*Your assignment*: Scan the data below. Pull out each line where "title" occurs.

Records provided below:

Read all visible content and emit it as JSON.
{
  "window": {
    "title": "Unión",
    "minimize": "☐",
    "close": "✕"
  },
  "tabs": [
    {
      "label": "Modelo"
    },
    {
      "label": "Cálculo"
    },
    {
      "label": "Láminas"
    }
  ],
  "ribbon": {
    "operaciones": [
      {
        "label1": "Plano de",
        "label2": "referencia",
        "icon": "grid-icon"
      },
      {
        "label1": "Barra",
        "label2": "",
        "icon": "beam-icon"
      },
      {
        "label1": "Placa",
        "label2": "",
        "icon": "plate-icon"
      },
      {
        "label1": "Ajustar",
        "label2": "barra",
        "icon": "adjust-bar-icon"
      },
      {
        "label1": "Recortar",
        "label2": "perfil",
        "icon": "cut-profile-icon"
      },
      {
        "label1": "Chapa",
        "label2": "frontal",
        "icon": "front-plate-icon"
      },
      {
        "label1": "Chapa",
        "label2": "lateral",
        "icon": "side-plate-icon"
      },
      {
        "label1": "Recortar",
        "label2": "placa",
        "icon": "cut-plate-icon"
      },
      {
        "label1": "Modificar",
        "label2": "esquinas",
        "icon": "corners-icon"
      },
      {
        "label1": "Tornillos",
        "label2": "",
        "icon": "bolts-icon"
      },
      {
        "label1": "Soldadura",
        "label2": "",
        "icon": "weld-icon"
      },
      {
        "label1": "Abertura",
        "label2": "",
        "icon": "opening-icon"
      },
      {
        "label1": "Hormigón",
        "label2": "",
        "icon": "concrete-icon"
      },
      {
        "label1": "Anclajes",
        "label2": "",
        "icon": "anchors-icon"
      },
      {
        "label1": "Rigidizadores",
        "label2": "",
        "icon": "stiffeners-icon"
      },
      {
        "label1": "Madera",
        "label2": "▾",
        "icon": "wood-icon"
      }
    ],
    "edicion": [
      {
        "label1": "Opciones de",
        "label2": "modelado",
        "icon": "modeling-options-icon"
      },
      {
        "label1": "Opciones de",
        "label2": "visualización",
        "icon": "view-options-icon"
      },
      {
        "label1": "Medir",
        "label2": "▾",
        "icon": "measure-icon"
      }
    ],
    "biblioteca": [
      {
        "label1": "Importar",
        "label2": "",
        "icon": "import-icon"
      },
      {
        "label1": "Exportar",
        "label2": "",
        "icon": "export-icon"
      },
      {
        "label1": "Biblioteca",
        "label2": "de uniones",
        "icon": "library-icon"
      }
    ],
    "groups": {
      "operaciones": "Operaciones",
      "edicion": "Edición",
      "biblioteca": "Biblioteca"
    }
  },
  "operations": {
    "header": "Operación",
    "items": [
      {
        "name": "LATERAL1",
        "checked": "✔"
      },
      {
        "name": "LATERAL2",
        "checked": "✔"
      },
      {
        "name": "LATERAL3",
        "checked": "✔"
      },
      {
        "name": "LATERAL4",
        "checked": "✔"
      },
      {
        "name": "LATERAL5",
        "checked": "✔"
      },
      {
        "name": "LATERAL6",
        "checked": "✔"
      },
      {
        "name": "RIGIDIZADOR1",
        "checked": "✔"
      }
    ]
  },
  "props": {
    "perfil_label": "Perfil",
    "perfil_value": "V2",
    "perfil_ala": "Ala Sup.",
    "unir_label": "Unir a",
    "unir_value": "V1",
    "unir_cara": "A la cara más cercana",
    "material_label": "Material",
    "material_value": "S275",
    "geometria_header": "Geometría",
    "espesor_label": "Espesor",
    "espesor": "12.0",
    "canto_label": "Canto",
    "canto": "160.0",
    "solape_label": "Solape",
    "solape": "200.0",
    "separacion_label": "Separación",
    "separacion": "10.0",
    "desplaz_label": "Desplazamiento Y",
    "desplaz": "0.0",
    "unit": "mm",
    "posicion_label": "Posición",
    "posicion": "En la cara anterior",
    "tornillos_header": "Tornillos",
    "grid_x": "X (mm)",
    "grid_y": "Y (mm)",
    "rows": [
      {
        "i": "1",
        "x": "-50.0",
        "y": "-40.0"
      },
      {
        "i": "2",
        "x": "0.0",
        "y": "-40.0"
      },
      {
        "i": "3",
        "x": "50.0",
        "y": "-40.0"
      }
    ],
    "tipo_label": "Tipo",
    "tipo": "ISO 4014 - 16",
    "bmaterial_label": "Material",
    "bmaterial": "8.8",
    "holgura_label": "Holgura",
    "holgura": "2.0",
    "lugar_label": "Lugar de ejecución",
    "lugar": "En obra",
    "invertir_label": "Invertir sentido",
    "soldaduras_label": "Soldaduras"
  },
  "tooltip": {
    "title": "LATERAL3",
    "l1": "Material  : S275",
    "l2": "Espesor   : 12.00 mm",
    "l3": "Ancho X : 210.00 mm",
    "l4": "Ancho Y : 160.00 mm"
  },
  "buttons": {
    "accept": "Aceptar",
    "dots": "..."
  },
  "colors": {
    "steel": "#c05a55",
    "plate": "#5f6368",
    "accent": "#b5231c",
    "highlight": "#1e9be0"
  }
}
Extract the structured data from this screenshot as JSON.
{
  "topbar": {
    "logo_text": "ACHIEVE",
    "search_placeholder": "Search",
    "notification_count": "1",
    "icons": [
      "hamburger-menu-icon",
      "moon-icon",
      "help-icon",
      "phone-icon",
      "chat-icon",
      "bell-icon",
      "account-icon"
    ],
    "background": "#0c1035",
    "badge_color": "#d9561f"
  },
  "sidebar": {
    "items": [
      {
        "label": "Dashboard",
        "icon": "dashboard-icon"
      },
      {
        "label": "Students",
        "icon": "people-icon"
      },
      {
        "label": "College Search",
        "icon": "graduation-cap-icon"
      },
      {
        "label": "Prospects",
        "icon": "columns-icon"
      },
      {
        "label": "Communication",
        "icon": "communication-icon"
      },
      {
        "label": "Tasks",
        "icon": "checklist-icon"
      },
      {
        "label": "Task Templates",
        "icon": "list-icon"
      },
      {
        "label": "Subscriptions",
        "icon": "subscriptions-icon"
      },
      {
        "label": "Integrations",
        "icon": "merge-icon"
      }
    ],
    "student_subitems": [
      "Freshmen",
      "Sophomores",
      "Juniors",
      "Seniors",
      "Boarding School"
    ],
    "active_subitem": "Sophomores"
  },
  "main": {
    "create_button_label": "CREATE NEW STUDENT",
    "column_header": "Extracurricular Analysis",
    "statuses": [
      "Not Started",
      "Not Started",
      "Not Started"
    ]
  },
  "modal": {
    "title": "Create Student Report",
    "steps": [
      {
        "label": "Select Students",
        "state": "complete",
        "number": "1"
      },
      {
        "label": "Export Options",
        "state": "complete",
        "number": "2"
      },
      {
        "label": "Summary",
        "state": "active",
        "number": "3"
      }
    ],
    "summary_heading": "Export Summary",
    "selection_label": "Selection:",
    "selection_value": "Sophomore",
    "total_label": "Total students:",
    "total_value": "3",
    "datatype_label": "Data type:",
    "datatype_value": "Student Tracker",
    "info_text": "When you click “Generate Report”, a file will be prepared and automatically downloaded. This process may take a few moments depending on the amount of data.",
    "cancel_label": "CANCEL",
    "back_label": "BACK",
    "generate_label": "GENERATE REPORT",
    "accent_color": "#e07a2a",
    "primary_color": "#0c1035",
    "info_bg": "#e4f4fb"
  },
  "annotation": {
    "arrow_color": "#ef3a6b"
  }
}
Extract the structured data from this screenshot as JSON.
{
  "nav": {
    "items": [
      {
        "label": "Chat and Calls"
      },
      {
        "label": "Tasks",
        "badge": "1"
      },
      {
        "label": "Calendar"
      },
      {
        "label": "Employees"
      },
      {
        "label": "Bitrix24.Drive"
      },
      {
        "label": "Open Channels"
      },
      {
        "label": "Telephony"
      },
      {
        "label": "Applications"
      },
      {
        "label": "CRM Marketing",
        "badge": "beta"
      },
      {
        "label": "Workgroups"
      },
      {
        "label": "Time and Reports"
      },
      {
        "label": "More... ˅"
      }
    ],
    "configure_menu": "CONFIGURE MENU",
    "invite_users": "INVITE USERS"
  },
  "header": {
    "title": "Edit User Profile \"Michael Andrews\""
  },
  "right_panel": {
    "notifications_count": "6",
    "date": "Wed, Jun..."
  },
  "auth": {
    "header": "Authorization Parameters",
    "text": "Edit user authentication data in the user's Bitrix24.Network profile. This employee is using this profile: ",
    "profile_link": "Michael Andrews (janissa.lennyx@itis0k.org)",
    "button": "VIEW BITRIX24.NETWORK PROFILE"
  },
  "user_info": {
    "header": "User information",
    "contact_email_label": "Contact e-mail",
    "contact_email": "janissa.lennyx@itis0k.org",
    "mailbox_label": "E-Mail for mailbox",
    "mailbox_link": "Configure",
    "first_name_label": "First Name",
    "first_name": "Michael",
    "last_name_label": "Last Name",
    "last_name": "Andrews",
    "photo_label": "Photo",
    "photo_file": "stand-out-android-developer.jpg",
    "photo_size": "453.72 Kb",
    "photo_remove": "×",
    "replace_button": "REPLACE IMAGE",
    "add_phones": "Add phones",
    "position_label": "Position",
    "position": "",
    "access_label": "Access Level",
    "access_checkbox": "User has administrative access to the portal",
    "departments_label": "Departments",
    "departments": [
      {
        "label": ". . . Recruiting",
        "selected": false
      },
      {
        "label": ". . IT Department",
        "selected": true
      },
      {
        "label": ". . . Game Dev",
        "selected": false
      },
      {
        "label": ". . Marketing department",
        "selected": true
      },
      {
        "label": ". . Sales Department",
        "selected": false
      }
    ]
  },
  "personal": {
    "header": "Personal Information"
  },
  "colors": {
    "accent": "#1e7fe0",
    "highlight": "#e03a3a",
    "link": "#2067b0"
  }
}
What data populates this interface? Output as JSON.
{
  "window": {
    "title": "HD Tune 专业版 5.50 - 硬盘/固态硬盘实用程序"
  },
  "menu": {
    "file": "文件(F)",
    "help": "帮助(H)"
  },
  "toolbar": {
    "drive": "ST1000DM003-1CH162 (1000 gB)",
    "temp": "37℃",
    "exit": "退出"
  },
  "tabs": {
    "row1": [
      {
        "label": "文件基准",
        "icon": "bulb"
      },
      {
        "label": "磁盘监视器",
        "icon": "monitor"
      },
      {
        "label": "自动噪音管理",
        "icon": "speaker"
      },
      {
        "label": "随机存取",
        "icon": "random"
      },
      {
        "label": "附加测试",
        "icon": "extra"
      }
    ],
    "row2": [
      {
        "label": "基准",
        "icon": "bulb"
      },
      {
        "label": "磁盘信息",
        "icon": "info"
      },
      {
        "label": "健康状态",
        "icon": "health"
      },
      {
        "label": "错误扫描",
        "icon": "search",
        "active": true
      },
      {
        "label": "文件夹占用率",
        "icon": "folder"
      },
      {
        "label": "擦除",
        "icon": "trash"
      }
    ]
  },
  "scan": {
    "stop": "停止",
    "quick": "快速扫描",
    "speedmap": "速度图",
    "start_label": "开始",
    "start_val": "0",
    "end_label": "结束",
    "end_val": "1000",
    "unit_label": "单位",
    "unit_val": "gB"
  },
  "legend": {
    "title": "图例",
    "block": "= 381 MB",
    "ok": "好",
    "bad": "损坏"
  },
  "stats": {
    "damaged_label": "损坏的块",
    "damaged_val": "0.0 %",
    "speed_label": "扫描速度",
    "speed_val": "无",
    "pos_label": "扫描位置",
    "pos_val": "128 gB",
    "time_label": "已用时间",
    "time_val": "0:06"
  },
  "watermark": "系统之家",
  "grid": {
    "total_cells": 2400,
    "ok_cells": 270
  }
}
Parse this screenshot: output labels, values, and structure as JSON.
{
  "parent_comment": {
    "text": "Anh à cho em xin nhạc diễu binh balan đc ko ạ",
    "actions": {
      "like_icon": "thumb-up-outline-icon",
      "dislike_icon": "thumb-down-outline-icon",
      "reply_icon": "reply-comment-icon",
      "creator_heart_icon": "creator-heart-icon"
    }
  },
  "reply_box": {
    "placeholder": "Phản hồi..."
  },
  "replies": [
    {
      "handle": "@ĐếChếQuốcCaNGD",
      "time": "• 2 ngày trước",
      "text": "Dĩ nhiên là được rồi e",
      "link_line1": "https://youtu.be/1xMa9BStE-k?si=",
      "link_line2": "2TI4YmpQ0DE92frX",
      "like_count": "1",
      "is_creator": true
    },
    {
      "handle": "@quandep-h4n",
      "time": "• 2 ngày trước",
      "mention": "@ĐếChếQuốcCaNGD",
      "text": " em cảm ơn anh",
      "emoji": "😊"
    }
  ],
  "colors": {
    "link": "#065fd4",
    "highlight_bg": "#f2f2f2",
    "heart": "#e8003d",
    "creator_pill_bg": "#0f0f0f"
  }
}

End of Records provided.

*Reply*:
    "title": "Unión",
    "title": "LATERAL3",
    "title": "Create Student Report",
    "title": "Edit User Profile \"Michael Andrews\""
    "title": "HD Tune 专业版 5.50 - 硬盘/固态硬盘实用程序"
    "title": "图例",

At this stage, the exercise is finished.